§ **Extracted entries**:

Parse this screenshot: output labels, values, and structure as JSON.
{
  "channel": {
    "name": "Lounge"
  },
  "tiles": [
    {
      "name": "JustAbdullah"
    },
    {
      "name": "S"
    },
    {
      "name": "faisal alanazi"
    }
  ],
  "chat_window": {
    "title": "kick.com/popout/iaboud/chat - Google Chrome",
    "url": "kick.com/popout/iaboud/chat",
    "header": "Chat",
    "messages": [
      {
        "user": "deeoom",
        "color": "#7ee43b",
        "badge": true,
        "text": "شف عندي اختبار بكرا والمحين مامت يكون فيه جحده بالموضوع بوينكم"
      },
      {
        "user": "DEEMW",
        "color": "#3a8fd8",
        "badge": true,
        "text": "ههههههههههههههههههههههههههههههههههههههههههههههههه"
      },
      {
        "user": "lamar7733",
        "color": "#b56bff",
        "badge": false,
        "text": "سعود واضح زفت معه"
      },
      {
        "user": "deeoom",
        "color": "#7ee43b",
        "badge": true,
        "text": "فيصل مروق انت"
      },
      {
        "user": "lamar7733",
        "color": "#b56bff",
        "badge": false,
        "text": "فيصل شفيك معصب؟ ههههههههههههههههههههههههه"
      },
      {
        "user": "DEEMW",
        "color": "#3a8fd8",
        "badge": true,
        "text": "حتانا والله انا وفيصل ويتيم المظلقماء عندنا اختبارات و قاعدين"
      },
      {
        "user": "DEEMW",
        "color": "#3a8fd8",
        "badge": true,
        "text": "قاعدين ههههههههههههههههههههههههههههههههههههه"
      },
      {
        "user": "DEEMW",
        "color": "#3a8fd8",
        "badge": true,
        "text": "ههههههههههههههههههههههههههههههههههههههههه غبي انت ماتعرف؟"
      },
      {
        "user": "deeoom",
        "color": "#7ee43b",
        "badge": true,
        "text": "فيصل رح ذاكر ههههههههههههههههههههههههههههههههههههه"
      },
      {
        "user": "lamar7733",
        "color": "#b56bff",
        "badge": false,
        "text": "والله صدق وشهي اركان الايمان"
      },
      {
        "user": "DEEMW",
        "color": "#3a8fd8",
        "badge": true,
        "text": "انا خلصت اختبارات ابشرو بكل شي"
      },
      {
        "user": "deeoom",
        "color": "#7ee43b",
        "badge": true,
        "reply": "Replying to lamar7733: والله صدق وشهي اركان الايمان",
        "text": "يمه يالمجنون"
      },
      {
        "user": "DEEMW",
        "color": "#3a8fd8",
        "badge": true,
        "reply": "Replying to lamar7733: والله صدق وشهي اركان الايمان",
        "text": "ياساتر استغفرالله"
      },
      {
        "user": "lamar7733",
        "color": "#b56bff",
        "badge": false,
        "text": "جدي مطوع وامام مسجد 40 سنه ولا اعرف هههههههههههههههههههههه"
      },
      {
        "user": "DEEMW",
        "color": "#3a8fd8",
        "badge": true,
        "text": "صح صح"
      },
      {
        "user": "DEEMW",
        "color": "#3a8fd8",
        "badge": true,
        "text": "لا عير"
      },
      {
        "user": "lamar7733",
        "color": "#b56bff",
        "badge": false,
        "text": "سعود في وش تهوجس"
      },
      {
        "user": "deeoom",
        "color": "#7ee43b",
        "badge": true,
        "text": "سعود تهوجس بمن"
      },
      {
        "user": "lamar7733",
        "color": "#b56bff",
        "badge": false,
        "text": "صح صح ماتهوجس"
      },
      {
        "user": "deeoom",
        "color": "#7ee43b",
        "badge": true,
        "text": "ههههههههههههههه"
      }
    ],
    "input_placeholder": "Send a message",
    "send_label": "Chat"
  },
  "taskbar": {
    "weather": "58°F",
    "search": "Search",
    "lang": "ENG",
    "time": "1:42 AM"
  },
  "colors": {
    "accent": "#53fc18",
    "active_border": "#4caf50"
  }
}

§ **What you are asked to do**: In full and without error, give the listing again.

§ **Exercise result**:
Parse this screenshot: output labels, values, and structure as JSON.
{
  "channel": {
    "name": "Lounge"
  },
  "tiles": [
    {
      "name": "JustAbdullah"
    },
    {
      "name": "S"
    },
    {
      "name": "faisal alanazi"
    }
  ],
  "chat_window": {
    "title": "kick.com/popout/iaboud/chat - Google Chrome",
    "url": "kick.com/popout/iaboud/chat",
    "header": "Chat",
    "messages": [
      {
        "user": "deeoom",
        "color": "#7ee43b",
        "badge": true,
        "text": "شف عندي اختبار بكرا والمحين مامت يكون فيه جحده بالموضوع بوينكم"
      },
      {
        "user": "DEEMW",
        "color": "#3a8fd8",
        "badge": true,
        "text": "ههههههههههههههههههههههههههههههههههههههههههههههههه"
      },
      {
        "user": "lamar7733",
        "color": "#b56bff",
        "badge": false,
        "text": "سعود واضح زفت معه"
      },
      {
        "user": "deeoom",
        "color": "#7ee43b",
        "badge": true,
        "text": "فيصل مروق انت"
      },
      {
        "user": "lamar7733",
        "color": "#b56bff",
        "badge": false,
        "text": "فيصل شفيك معصب؟ ههههههههههههههههههههههههه"
      },
      {
        "user": "DEEMW",
        "color": "#3a8fd8",
        "badge": true,
        "text": "حتانا والله انا وفيصل ويتيم المظلقماء عندنا اختبارات و قاعدين"
      },
      {
        "user": "DEEMW",
        "color": "#3a8fd8",
        "badge": true,
        "text": "قاعدين ههههههههههههههههههههههههههههههههههههه"
      },
      {
        "user": "DEEMW",
        "color": "#3a8fd8",
        "badge": true,
        "text": "ههههههههههههههههههههههههههههههههههههههههه غبي انت ماتعرف؟"
      },
      {
        "user": "deeoom",
        "color": "#7ee43b",
        "badge": true,
        "text": "فيصل رح ذاكر ههههههههههههههههههههههههههههههههههههه"
      },
      {
        "user": "lamar7733",
        "color": "#b56bff",
        "badge": false,
        "text": "والله صدق وشهي اركان الايمان"
      },
      {
        "user": "DEEMW",
        "color": "#3a8fd8",
        "badge": true,
        "text": "انا خلصت اختبارات ابشرو بكل شي"
      },
      {
        "user": "deeoom",
        "color": "#7ee43b",
        "badge": true,
        "reply": "Replying to lamar7733: والله صدق وشهي اركان الايمان",
        "text": "يمه يالمجنون"
      },
      {
        "user": "DEEMW",
        "color": "#3a8fd8",
        "badge": true,
        "reply": "Replying to lamar7733: والله صدق وشهي اركان الايمان",
        "text": "ياساتر استغفرالله"
      },
      {
        "user": "lamar7733",
        "color": "#b56bff",
        "badge": false,
        "text": "جدي مطوع وامام مسجد 40 سنه ولا اعرف هههههههههههههههههههههه"
      },
      {
        "user": "DEEMW",
        "color": "#3a8fd8",
        "badge": true,
        "text": "صح صح"
      },
      {
        "user": "DEEMW",
        "color": "#3a8fd8",
        "badge": true,
        "text": "لا عير"
      },
      {
        "user": "lamar7733",
        "color": "#b56bff",
        "badge": false,
        "text": "سعود في وش تهوجس"
      },
      {
        "user": "deeoom",
        "color": "#7ee43b",
        "badge": true,
        "text": "سعود تهوجس بمن"
      },
      {
        "user": "lamar7733",
        "color": "#b56bff",
        "badge": false,
        "text": "صح صح ماتهوجس"
      },
      {
        "user": "deeoom",
        "color": "#7ee43b",
        "badge": true,
        "text": "ههههههههههههههه"
      }
    ],
    "input_placeholder": "Send a message",
    "send_label": "Chat"
  },
  "taskbar": {
    "weather": "58°F",
    "search": "Search",
    "lang": "ENG",
    "time": "1:42 AM"
  },
  "colors": {
    "accent": "#53fc18",
    "active_border": "#4caf50"
  }
}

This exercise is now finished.